→ **Given records**
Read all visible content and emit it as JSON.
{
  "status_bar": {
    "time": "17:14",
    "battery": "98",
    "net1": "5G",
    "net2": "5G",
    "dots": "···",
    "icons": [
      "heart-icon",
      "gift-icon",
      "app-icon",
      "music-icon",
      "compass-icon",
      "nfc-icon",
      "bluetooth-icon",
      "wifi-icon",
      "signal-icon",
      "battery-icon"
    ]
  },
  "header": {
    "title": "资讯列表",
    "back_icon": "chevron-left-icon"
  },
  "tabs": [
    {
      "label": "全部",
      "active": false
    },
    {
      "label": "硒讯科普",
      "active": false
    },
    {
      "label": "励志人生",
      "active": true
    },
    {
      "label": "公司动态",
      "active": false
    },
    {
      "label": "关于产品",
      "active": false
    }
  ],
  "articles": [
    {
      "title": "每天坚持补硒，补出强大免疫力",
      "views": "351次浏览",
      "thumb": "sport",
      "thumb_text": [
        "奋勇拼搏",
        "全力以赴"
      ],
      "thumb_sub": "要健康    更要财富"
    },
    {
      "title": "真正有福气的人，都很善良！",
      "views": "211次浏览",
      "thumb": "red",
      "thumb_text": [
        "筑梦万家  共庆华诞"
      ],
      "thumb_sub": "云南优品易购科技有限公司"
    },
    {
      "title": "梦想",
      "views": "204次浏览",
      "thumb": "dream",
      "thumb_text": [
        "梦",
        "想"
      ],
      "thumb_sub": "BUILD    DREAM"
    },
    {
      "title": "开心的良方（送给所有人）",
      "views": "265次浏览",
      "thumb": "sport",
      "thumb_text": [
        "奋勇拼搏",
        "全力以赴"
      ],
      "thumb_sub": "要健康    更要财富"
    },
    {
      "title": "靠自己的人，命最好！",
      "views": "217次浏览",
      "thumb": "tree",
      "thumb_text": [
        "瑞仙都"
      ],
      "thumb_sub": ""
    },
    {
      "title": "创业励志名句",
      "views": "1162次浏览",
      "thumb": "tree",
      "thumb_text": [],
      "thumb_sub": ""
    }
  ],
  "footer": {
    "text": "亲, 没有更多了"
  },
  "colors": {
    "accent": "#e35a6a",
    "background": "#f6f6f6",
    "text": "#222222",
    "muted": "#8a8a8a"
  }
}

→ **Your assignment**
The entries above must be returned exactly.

→ **Exercise output**
Read all visible content and emit it as JSON.
{
  "status_bar": {
    "time": "17:14",
    "battery": "98",
    "net1": "5G",
    "net2": "5G",
    "dots": "···",
    "icons": [
      "heart-icon",
      "gift-icon",
      "app-icon",
      "music-icon",
      "compass-icon",
      "nfc-icon",
      "bluetooth-icon",
      "wifi-icon",
      "signal-icon",
      "battery-icon"
    ]
  },
  "header": {
    "title": "资讯列表",
    "back_icon": "chevron-left-icon"
  },
  "tabs": [
    {
      "label": "全部",
      "active": false
    },
    {
      "label": "硒讯科普",
      "active": false
    },
    {
      "label": "励志人生",
      "active": true
    },
    {
      "label": "公司动态",
      "active": false
    },
    {
      "label": "关于产品",
      "active": false
    }
  ],
  "articles": [
    {
      "title": "每天坚持补硒，补出强大免疫力",
      "views": "351次浏览",
      "thumb": "sport",
      "thumb_text": [
        "奋勇拼搏",
        "全力以赴"
      ],
      "thumb_sub": "要健康    更要财富"
    },
    {
      "title": "真正有福气的人，都很善良！",
      "views": "211次浏览",
      "thumb": "red",
      "thumb_text": [
        "筑梦万家  共庆华诞"
      ],
      "thumb_sub": "云南优品易购科技有限公司"
    },
    {
      "title": "梦想",
      "views": "204次浏览",
      "thumb": "dream",
      "thumb_text": [
        "梦",
        "想"
      ],
      "thumb_sub": "BUILD    DREAM"
    },
    {
      "title": "开心的良方（送给所有人）",
      "views": "265次浏览",
      "thumb": "sport",
      "thumb_text": [
        "奋勇拼搏",
        "全力以赴"
      ],
      "thumb_sub": "要健康    更要财富"
    },
    {
      "title": "靠自己的人，命最好！",
      "views": "217次浏览",
      "thumb": "tree",
      "thumb_text": [
        "瑞仙都"
      ],
      "thumb_sub": ""
    },
    {
      "title": "创业励志名句",
      "views": "1162次浏览",
      "thumb": "tree",
      "thumb_text": [],
      "thumb_sub": ""
    }
  ],
  "footer": {
    "text": "亲, 没有更多了"
  },
  "colors": {
    "accent": "#e35a6a",
    "background": "#f6f6f6",
    "text": "#222222",
    "muted": "#8a8a8a"
  }
}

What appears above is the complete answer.